A look under the hood...
Many people looking at buying an HTPC enclosure may be put off by the size of the HD160. In fact strong opinions were vocally aired in the labs when I took it out of the box. There are low profile cases out there that, through use of smaller motherboards, low profile cards and specific cooling, will save you a few inches however flexibility, upgradeability and ease of installation will be somewhat limited.
An HTPC is designed to replace your PVR, DVD player, CD Player, Freeview box and if you are a large screen gamer your gaming PC, so having the option to use full size parts far outweighs the size concerns.
Removing the lid is as simple as unscrewing five tiny screws and lifting it off. Being the perfectionists that we are, we would strongly recommend using cotton gloves and taking much care of the top once removed. Not only does this particular finish damage easily, revealing the aluminium underneath, it is very prone to fingerprint marks.
A quick glance inside is all you need to see how easy access to all of the innards will be and how there will be plenty of space to allow for good airflow. This case is actually a little bigger than what used to be classed as a Desktop PC case, but seeing the amount of kit you can squeeze into it the size is not surprising. As you can see in the second picture there are also two other vent holes placed in strategic places to allow for good ventilation to the hard drive cage and the cable side of the PSU.
Offered by the HD160 is the standard motherboard connection fare: USB 2.0. firewire, audio, power, reset buttons/LEDs, etc. The extra USB header cable is for the inbuilt VFD, essential some might say for an HTPC, but more about that later.
As previously mentioned the two 80mm fans are super quiet ones - having powered these up with no other hardware running I can verify the super quiet claim to be a valid one. Their positioning is crucial: directly above the I/O array, where the airflow of a well positioned CPU fan would be vented directly out. We get the feeling that Zalman have thought the design of this enclosure out thoroughly, as attention to detail in all aspects are outstanding.
Four tiny screws hold the hard drive case in position; once removed you have access to the all-powerful VFD assembly.

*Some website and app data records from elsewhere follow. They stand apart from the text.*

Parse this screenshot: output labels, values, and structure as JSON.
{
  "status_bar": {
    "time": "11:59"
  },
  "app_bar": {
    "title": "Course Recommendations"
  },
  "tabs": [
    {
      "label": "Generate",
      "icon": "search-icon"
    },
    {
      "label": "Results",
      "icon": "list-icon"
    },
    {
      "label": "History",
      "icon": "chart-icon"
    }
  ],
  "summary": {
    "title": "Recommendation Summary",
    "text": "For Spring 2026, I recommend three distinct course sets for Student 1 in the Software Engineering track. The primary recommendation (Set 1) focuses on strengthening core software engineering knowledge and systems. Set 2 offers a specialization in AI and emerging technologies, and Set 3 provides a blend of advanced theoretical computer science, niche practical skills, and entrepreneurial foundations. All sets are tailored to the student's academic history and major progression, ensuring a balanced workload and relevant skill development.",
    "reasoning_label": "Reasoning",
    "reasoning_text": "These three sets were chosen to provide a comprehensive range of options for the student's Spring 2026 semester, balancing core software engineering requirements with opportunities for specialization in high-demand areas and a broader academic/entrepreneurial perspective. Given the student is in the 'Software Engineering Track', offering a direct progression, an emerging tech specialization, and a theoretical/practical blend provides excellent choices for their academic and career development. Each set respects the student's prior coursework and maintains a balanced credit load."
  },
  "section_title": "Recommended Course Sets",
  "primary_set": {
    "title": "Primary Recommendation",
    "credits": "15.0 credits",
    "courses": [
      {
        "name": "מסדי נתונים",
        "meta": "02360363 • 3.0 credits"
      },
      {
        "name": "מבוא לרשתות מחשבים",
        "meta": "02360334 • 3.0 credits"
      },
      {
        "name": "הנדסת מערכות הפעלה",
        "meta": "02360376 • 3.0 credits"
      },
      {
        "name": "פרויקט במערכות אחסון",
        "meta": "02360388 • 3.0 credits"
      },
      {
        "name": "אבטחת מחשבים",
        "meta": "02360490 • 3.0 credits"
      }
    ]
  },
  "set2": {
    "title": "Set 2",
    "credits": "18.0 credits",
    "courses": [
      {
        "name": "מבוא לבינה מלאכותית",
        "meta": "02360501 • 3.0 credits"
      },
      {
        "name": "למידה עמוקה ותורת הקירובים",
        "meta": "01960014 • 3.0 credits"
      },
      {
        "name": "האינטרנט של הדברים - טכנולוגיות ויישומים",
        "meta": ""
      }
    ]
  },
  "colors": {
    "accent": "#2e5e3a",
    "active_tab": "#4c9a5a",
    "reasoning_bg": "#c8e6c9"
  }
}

This incorporates the LED array, the power/reset buttons, the VFD display and volume dial. The only thing that doesn't already come connected to it is the always on power for the VFD Display - this fits onto the labelled grey header in the centre of the row of headers, from the 24 to 24 pin PSU adaptor provided.
The accessory set that is provided includes the compulsory screw bag, although there are no motherboard risers. Some of you may have noticed these are fitted to the base of the HD160 - this limits the enclosure to ATX and Micro-ATX motherboards so be careful you don't select a more obscure format. Included also are a printed manual, the VFD and Remote software on CD, the previously mentioned 24 to 24 pin PSU adaptor for the VFD, some cable management clips and the optical drive bezel.
Included also is Zalman's rebranded MCE remote control, complete with the "big green button" and all the functionality afforded by Windows Media Center Edition 2005. The kind people at Zalman even include a set of batteries. It is a backlit remote control and feels pretty solid, unlike some of the remotes provided with TV and sound cards.
We have seen it empty; now let's pour some hardware into it...